how can we know the dancer from the dance?
William Butler Yeats
The performance opens with Concerto Barocco by George Balanchine, to the Double Violin concerto by Bach. The clarity of music is matched in dance line, alignment and groupings. It is luminous, timeless, time less, time more.
My verses cannot comment
on your immortal moment or tell you what you mean;
has the razor edge and knows that art of language
Velociraptor, by Scott Ewen, to music by Kangding Ray, is a premiere. The opening section is swift and driven. Among the cast of nine, we notice a wrist bandage on one dancer. Have the rehearsals come at a cost? We notice another. Soon the bandages unravel and become strings that tie and bind, forming mesmerizing tensions between groupings, and becoming cats’ cradles for bodies lifted horizontally.
Mind is music…
Invisible dancer who dances quicksilver vision
Not Odd Human, by Sam Coren, to music by Richard Lester, recently premiered at Tempo Dance Festival. It’s a manic mediaeval mayhem, its sardonic humour propelling characters from long ago and faraway into our midst. Mad Joan and Dull Grethe are there, Joan of Arc, Lady Godiva perhaps? You could credit Breugel with its design.
Such rollicking measures, prance as they dance
In Breugel’s great picture, the Kermess.
William Carlos Williams
Five Variations on a Theme, by David Fernandez, to a Bach Violin Concerto, is a solo danced by Rench Soriano. Everything about this phenomenally gifted dancer, a second year student, combines precision with poetry, and is a joy to witness. His dancing is redolent of his tutor Qi Huan, who has rehearsed him in this work. For many years Huan was the leading dancer in Royal New Zealand Ballet, where his peerless command of technique gave him the expressive freedom that dance at its soaring best can offer. Before him, Ou Lu, before him Martin James, before him Jon Trimmer, before him Poul Gnatt. Soriano is clearly profiting from his teacher and this pedigree heritage, and will make a fine career for himself.
The dancer dances. The dance does not dance…
The saved world dances, and the dance dances.
Re:Structure, by Ross McCormack, to music by Jason Wright, was another premiere work.
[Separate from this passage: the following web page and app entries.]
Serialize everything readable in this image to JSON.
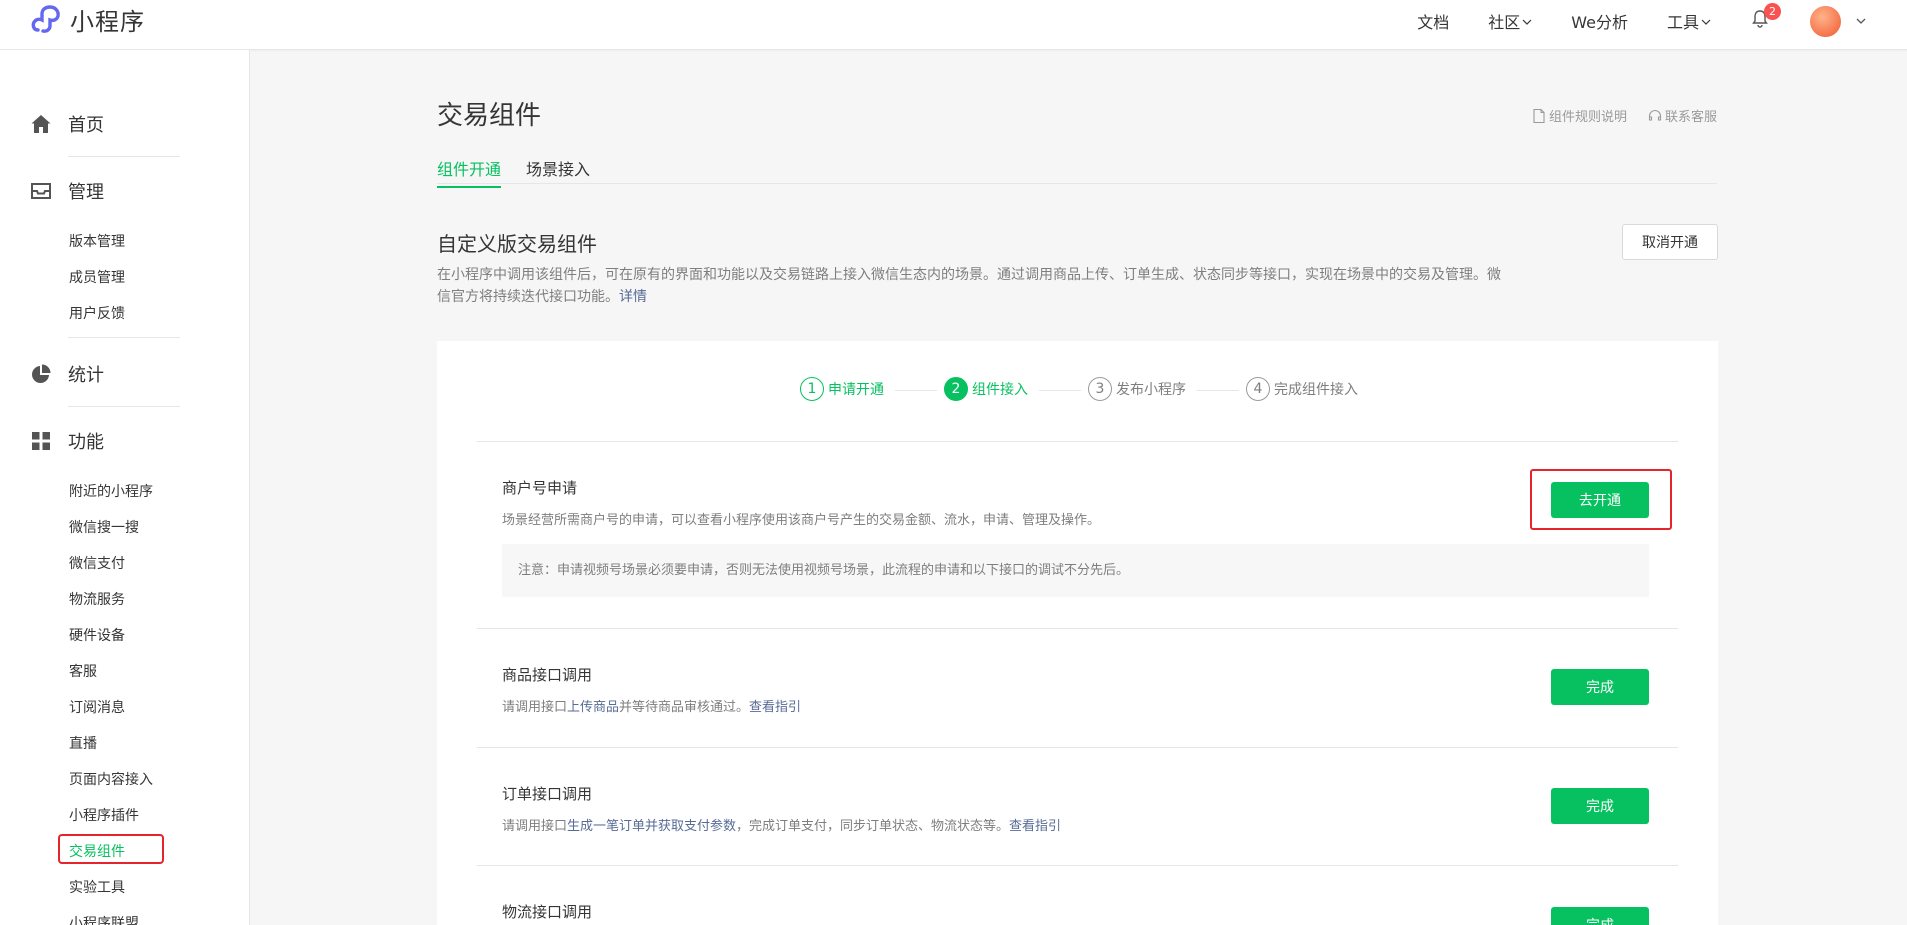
{
  "app": {
    "name": "小程序",
    "brand_color": "#07c160"
  },
  "header": {
    "nav": [
      {
        "label": "文档",
        "dropdown": false
      },
      {
        "label": "社区",
        "dropdown": true
      },
      {
        "label": "We分析",
        "dropdown": false
      },
      {
        "label": "工具",
        "dropdown": true
      }
    ],
    "notification_count": "2"
  },
  "sidebar": {
    "groups": [
      {
        "label": "首页",
        "icon": "home-icon"
      },
      {
        "label": "管理",
        "icon": "inbox-icon"
      },
      {
        "label": "统计",
        "icon": "pie-chart-icon"
      },
      {
        "label": "功能",
        "icon": "grid-icon"
      }
    ],
    "manage_items": [
      "版本管理",
      "成员管理",
      "用户反馈"
    ],
    "feature_items": [
      "附近的小程序",
      "微信搜一搜",
      "微信支付",
      "物流服务",
      "硬件设备",
      "客服",
      "订阅消息",
      "直播",
      "页面内容接入",
      "小程序插件",
      "交易组件",
      "实验工具",
      "小程序联盟"
    ],
    "active_item": "交易组件"
  },
  "main": {
    "title": "交易组件",
    "links": {
      "rules": "组件规则说明",
      "support": "联系客服"
    },
    "tabs": [
      {
        "label": "组件开通",
        "active": true
      },
      {
        "label": "场景接入",
        "active": false
      }
    ],
    "section": {
      "title": "自定义版交易组件",
      "desc": "在小程序中调用该组件后，可在原有的界面和功能以及交易链路上接入微信生态内的场景。通过调用商品上传、订单生成、状态同步等接口，实现在场景中的交易及管理。微信官方将持续迭代接口功能。",
      "desc_link": "详情",
      "cancel_label": "取消开通"
    },
    "steps": [
      {
        "num": "1",
        "label": "申请开通",
        "state": "done"
      },
      {
        "num": "2",
        "label": "组件接入",
        "state": "current"
      },
      {
        "num": "3",
        "label": "发布小程序",
        "state": "pending"
      },
      {
        "num": "4",
        "label": "完成组件接入",
        "state": "pending"
      }
    ],
    "items": {
      "merchant": {
        "title": "商户号申请",
        "desc": "场景经营所需商户号的申请，可以查看小程序使用该商户号产生的交易金额、流水，申请、管理及操作。",
        "note": "注意：申请视频号场景必须要申请，否则无法使用视频号场景，此流程的申请和以下接口的调试不分先后。",
        "button": "去开通"
      },
      "product": {
        "title": "商品接口调用",
        "desc_pre": "请调用接口",
        "desc_hl": "上传商品",
        "desc_post": "并等待商品审核通过。",
        "link": "查看指引",
        "button": "完成"
      },
      "order": {
        "title": "订单接口调用",
        "desc_pre": "请调用接口",
        "desc_hl": "生成一笔订单并获取支付参数",
        "desc_post": "，完成订单支付，同步订单状态、物流状态等。",
        "link": "查看指引",
        "button": "完成"
      },
      "logistics": {
        "title": "物流接口调用",
        "button": "完成"
      }
    }
  }
}
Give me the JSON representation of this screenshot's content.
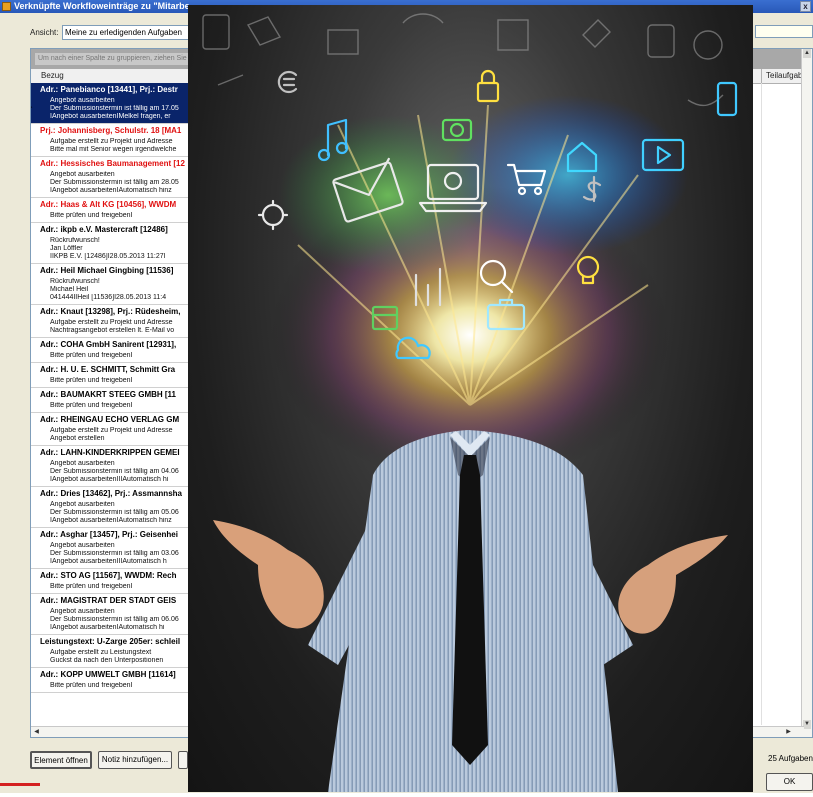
{
  "window": {
    "title": "Verknüpfte Workfloweinträge zu \"Mitarbe",
    "close_label": "x"
  },
  "view": {
    "label": "Ansicht:",
    "value": "Meine zu erledigenden Aufgaben"
  },
  "grid": {
    "group_hint": "Um nach einer Spalte zu gruppieren, ziehen Sie",
    "columns": [
      "Bezug",
      "Teilaufgabe"
    ],
    "records": [
      {
        "head": "Adr.: Panebianco [13441], Prj.: Destr",
        "lines": [
          "Angebot ausarbeiten",
          "Der Submissionstermin ist fällig am 17.05",
          "IAngebot ausarbeitenIMelkel fragen, er"
        ],
        "selected": true,
        "red": false
      },
      {
        "head": "Prj.: Johannisberg, Schulstr. 18 [MA1",
        "lines": [
          "Aufgabe erstellt zu Projekt und Adresse",
          "Bitte mal mit Senior wegen irgendwelche"
        ],
        "selected": false,
        "red": true
      },
      {
        "head": "Adr.: Hessisches Baumanagement [12",
        "lines": [
          "Angebot ausarbeiten",
          "Der Submissionstermin ist fällig am 28.05",
          "IAngebot ausarbeitenIAutomatisch hinz"
        ],
        "selected": false,
        "red": true
      },
      {
        "head": "Adr.: Haas & Alt KG [10456], WWDM",
        "lines": [
          "Bitte prüfen und freigebenI"
        ],
        "selected": false,
        "red": true
      },
      {
        "head": "Adr.: ikpb e.V. Mastercraft [12486]",
        "lines": [
          "Rückrufwunsch!",
          "Jan Löffler",
          "IIKPB E.V. [12486]I28.05.2013 11:27I"
        ],
        "selected": false,
        "red": false
      },
      {
        "head": "Adr.: Heil Michael Gingbing [11536]",
        "lines": [
          "Rückrufwunsch!",
          "Michael Heil",
          "041444IIHeil [11536]I28.05.2013 11:4"
        ],
        "selected": false,
        "red": false
      },
      {
        "head": "Adr.: Knaut [13298], Prj.: Rüdesheim,",
        "lines": [
          "Aufgabe erstellt zu Projekt und Adresse",
          "Nachtragsangebot erstellen lt. E-Mail vo"
        ],
        "selected": false,
        "red": false
      },
      {
        "head": "Adr.: COHA GmbH Sanirent [12931],",
        "lines": [
          "Bitte prüfen und freigebenI"
        ],
        "selected": false,
        "red": false
      },
      {
        "head": "Adr.: H. U. E. SCHMITT, Schmitt Gra",
        "lines": [
          "Bitte prüfen und freigebenI"
        ],
        "selected": false,
        "red": false
      },
      {
        "head": "Adr.: BAUMAKRT STEEG GMBH [11",
        "lines": [
          "Bitte prüfen und freigebenI"
        ],
        "selected": false,
        "red": false
      },
      {
        "head": "Adr.: RHEINGAU ECHO VERLAG GM",
        "lines": [
          "Aufgabe erstellt zu Projekt und Adresse",
          "Angebot erstellen"
        ],
        "selected": false,
        "red": false
      },
      {
        "head": "Adr.: LAHN-KINDERKRIPPEN GEMEI",
        "lines": [
          "Angebot ausarbeiten",
          "Der Submissionstermin ist fällig am 04.06",
          "IAngebot ausarbeitenIIIAutomatisch hi"
        ],
        "selected": false,
        "red": false
      },
      {
        "head": "Adr.: Dries [13462], Prj.: Assmannsha",
        "lines": [
          "Angebot ausarbeiten",
          "Der Submissionstermin ist fällig am 05.06",
          "IAngebot ausarbeitenIAutomatisch hinz"
        ],
        "selected": false,
        "red": false
      },
      {
        "head": "Adr.: Asghar [13457], Prj.: Geisenhei",
        "lines": [
          "Angebot ausarbeiten",
          "Der Submissionstermin ist fällig am 03.06",
          "IAngebot ausarbeitenIIIAutomatisch h"
        ],
        "selected": false,
        "red": false
      },
      {
        "head": "Adr.: STO AG [11567], WWDM: Rech",
        "lines": [
          "Bitte prüfen und freigebenI"
        ],
        "selected": false,
        "red": false
      },
      {
        "head": "Adr.: MAGISTRAT DER STADT GEIS",
        "lines": [
          "Angebot ausarbeiten",
          "Der Submissionstermin ist fällig am 06.06",
          "IAngebot ausarbeitenIAutomatisch hi"
        ],
        "selected": false,
        "red": false
      },
      {
        "head": "Leistungstext: U-Zarge 205er: schleil",
        "lines": [
          "Aufgabe erstellt zu Leistungstext",
          "Guckst da nach den Unterpositionen"
        ],
        "selected": false,
        "red": false
      },
      {
        "head": "Adr.: KOPP UMWELT GMBH [11614]",
        "lines": [
          "Bitte prüfen und freigebenI"
        ],
        "selected": false,
        "red": false
      }
    ]
  },
  "buttons": {
    "open": "Element öffnen",
    "note": "Notiz hinzufügen...",
    "ok": "OK"
  },
  "status": "25 Aufgaben",
  "overlay_icons": [
    "envelope-icon",
    "laptop-icon",
    "camera-icon",
    "lock-icon",
    "music-icon",
    "home-icon",
    "play-icon",
    "shopping-cart-icon",
    "magnifier-icon",
    "briefcase-icon",
    "calendar-icon",
    "cloud-icon",
    "chart-icon",
    "phone-icon",
    "gear-icon",
    "euro-icon",
    "dollar-icon",
    "lightbulb-icon"
  ]
}
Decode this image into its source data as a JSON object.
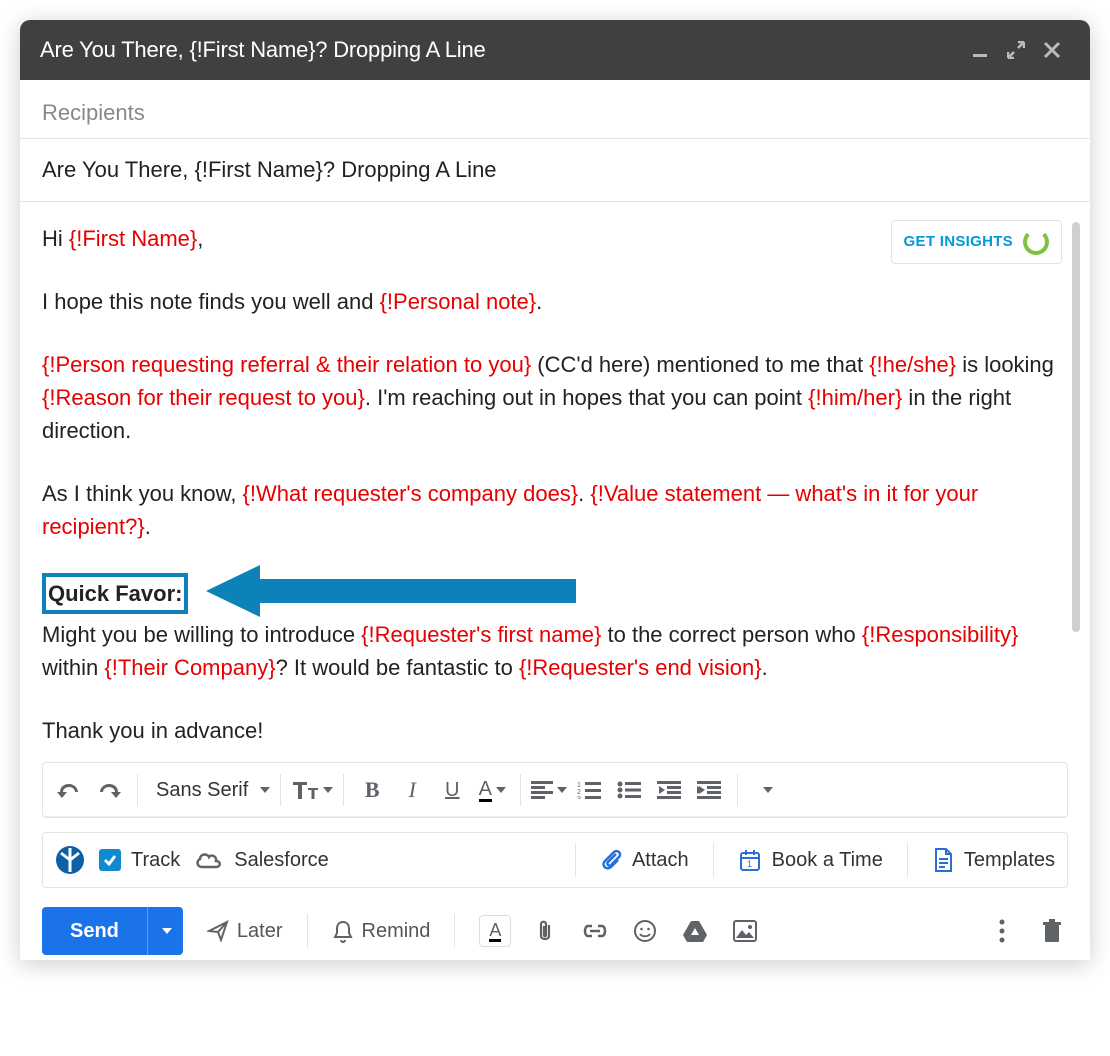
{
  "window": {
    "title": "Are You There, {!First Name}? Dropping A Line"
  },
  "recipients": {
    "placeholder": "Recipients"
  },
  "subject": "Are You There, {!First Name}? Dropping A Line",
  "body": {
    "greet_pre": "Hi ",
    "greet_mf": "{!First Name}",
    "greet_post": ",",
    "p1_pre": "I hope this note finds you well and ",
    "p1_mf": "{!Personal note}",
    "p1_post": ".",
    "p2_mf1": "{!Person requesting referral & their relation to you}",
    "p2_t1": " (CC'd here) mentioned to me that ",
    "p2_mf2": "{!he/she}",
    "p2_t2": " is looking ",
    "p2_mf3": "{!Reason for their request to you}",
    "p2_t3": ". I'm reaching out in hopes that you can point ",
    "p2_mf4": "{!him/her}",
    "p2_t4": " in the right direction.",
    "p3_t1": "As I think you know, ",
    "p3_mf1": "{!What requester's company does}",
    "p3_t2": ". ",
    "p3_mf2": "{!Value statement — what's in it for your recipient?}",
    "p3_t3": ".",
    "favor_label": "Quick Favor:",
    "p4_t1": "Might you be willing to introduce ",
    "p4_mf1": "{!Requester's first name}",
    "p4_t2": " to the correct person who ",
    "p4_mf2": "{!Responsibility}",
    "p4_t3": " within ",
    "p4_mf3": "{!Their Company}",
    "p4_t4": "? It would be fantastic to ",
    "p4_mf4": "{!Requester's end vision}",
    "p4_t5": ".",
    "thanks": "Thank you in advance!"
  },
  "insights": {
    "label": "GET INSIGHTS"
  },
  "toolbar": {
    "font": "Sans Serif",
    "bold": "B",
    "italic": "I",
    "underline": "U",
    "textcolor": "A"
  },
  "plugin": {
    "track": "Track",
    "salesforce": "Salesforce",
    "attach": "Attach",
    "book": "Book a Time",
    "templates": "Templates"
  },
  "send": {
    "label": "Send",
    "later": "Later",
    "remind": "Remind",
    "textcolor": "A"
  },
  "colors": {
    "merge_field": "#e60000",
    "accent": "#0d82b8",
    "send": "#1a73e8"
  }
}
A 5 metre long pole is the central prop around which the cast of 8 dancers manipulate and explore its positioning. One dancer vertically atop the pole makes a striking image to which you could supply your own narrative, but there is deliberately no denouement to the work overall.
Your props had always been important:…
Things without a name you fell upon
Or through …
Round of Angels, by Gerald Arpino, from 1983, to music of Mahler, has a cast of six males, then joined by a single female. As a couple, Brittany-Jayde Duwner and Jordan Lennon dance with secure command and lyrical expression, becoming the central tender core of the work.
I said that she had danced heart’s truth
Handel—A Celebration by Helgi Tomasson, to excerpts by Handel, has a large cast of spirited movers who rise to the spirit of the celebratory music. Rehearsed by Christine Gunn and Nadine Tyson, the staging had enthusiasm and style in equal and full measure.
Dancer: O you translation
Of all transiency into action, how you made it clear!
And the whirl of the finish, that tree of motion,
Didn’t it wholly take in the hard-won year
Rainer Maria Rilke
Carnival.4, by Raewyn Hill, was anything but carnivalesque in its mood. Its effect was percussive, tight, driven, insistent, urgent, pulsing. It evoked youth in support of each other, demanding to be listened to.
What is the hardest task of Art?
To clear the ground and make a start …
To tell the tale…
That when the millions want the few
Those can make Heaven here and do.
Nothing about dancing is easy—it’s just meant to look that way, and the quality of sprezzatura, nonchalance, while delivering virtuosic choreography is the one you’d aspire to. The most outstanding dancer of the evening is for me the personification of that gift of grace, and will surely make the world a better place wherever he dances. We all need to consider and study that quality, and pray for a bit of it in our lives, dancing and all the rest.
Come to the edge.
We might fall.
Come to the edge.
It’s too high!
Come to the edge.
And they came,
and he pushed,
And they flew.
Jennifer Shennan, 22 November 2019
Featured image: Rench Soriano in Five Variations on a Theme. New Zealand School of Dance, 2019. Photo © Stephen A’Court